WELCOME! Use the search engines on this site (or your own off-site engine of choice) to gain easy access to the complete MAKSQUIBS Archive; over 3600 posts and counting. (New posts added every day or so.)

You can check on all our titles by typing the Title, Director, Actor or 'Keyword' of your choice in the Search Engine of your choice (include the phrase MAKSQUIBS) or just use the BLOGGER Search Box at the top left corner of the page.

Feel free to place comments directly on any of the film posts and to test your film knowledge with the CONTESTS scattered here & there. (Hey! No Googling allowed. They're pretty easy.)

Send E-mails to . (Let us know if the TRANSLATE WIDGET works!) Or use the Profile Page or Comments link for contact.

Thanks for stopping by.

Friday, March 6, 2015

NOISE (2007)

Aussie writer/director Matthew Saville gets this character-driven, atmospheric police thriller off to a disturbing, crepuscular start tailing a distracted young woman (Maia Thomas) as she waits for the subway in a Melbourne station, lost in her noise-cancelling head phones. (All portentously captured on film with considerable flair by lenser László Baranyai.) From the platform, the car looks empty, ominously so. Taking a seat by the door as they automatically close, the train jolts forward, and a previously unseen woman, hidden by a bench partition, slumps to the floor with a thud . . . dead. Turning to look, the young woman now sees what had been hidden from her platform view: Six commuters on the floor. All shot. All splattered with their own bloody. All dead. And no way off till the next stop. A tough opening to top, but Saville barely tries. Instead, the search for the serial killer, and the girl’s fear of his coming back for her, are awkwardly folded into the life & times of a young beat officer (Brendan Cowell) facing down an onset of tinnitus (ringing in the ears/deafness) that’s got him demoted to overnight duty in a mobile police caravan unit. The two stories eventually meet up, largely thru happenstance in an arbitrary manner that holds little dramatic tension, satisfaction or sense of inevitability. And the brief flurries of action fall flat in Saville’s hands.
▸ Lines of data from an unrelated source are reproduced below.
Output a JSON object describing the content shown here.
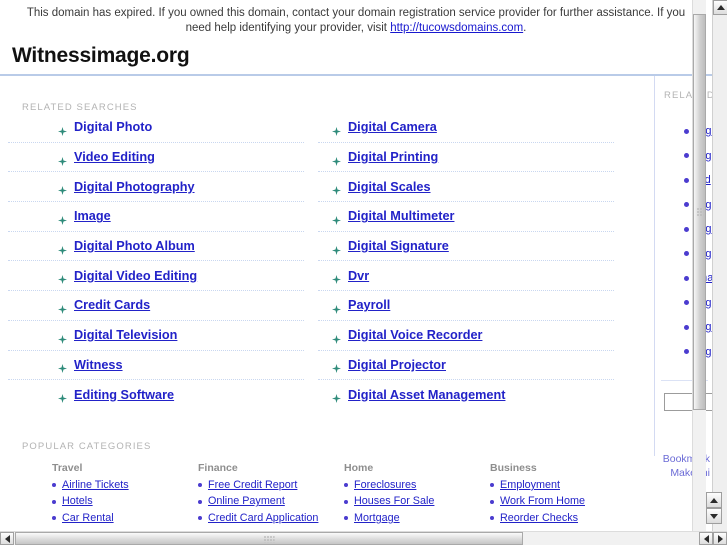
{
  "notice": {
    "text_before": "This domain has expired. If you owned this domain, contact your domain registration service provider for further assistance. If you need help identifying your provider, visit ",
    "link_text": "http://tucowsdomains.com",
    "text_after": "."
  },
  "header": {
    "domain_title": "Witnessimage.org"
  },
  "related_searches": {
    "label": "RELATED SEARCHES",
    "column_left": [
      "Digital Photo",
      "Video Editing",
      "Digital Photography",
      "Image",
      "Digital Photo Album",
      "Digital Video Editing",
      "Credit Cards",
      "Digital Television",
      "Witness",
      "Editing Software"
    ],
    "column_right": [
      "Digital Camera",
      "Digital Printing",
      "Digital Scales",
      "Digital Multimeter",
      "Digital Signature",
      "Dvr",
      "Payroll",
      "Digital Voice Recorder",
      "Digital Projector",
      "Digital Asset Management"
    ]
  },
  "rail": {
    "label": "RELATED",
    "items": [
      "Dig",
      "Dig",
      "Vid",
      "Dig",
      "Dig",
      "Dig",
      "Ima",
      "Dig",
      "Dig",
      "Dig"
    ],
    "search_input_value": "",
    "bookmark_label": "Bookmark",
    "make_home_label": "Make thi"
  },
  "popular_categories": {
    "label": "POPULAR CATEGORIES",
    "columns": [
      {
        "heading": "Travel",
        "items": [
          "Airline Tickets",
          "Hotels",
          "Car Rental"
        ]
      },
      {
        "heading": "Finance",
        "items": [
          "Free Credit Report",
          "Online Payment",
          "Credit Card Application"
        ]
      },
      {
        "heading": "Home",
        "items": [
          "Foreclosures",
          "Houses For Sale",
          "Mortgage"
        ]
      },
      {
        "heading": "Business",
        "items": [
          "Employment",
          "Work From Home",
          "Reorder Checks"
        ]
      }
    ]
  },
  "colors": {
    "link": "#2222c8",
    "bullet_green": "#2e8b7a",
    "bullet_dot": "#4b3ccf",
    "rule": "#b9cbe8",
    "divider": "#d3daf2",
    "label_gray": "#b3b3b3"
  }
}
SCREWY THOUGHT OF THE DAY/WATCH THIS, NOT THAT: Between swallowed consonants & strong Aussie accents, optional subtitles on this FilmMovement DVD are a must . . but frustratingly unavailable. Instead, check your local tv listings for the nightly Police Procedural lottery, as needed.

No comments: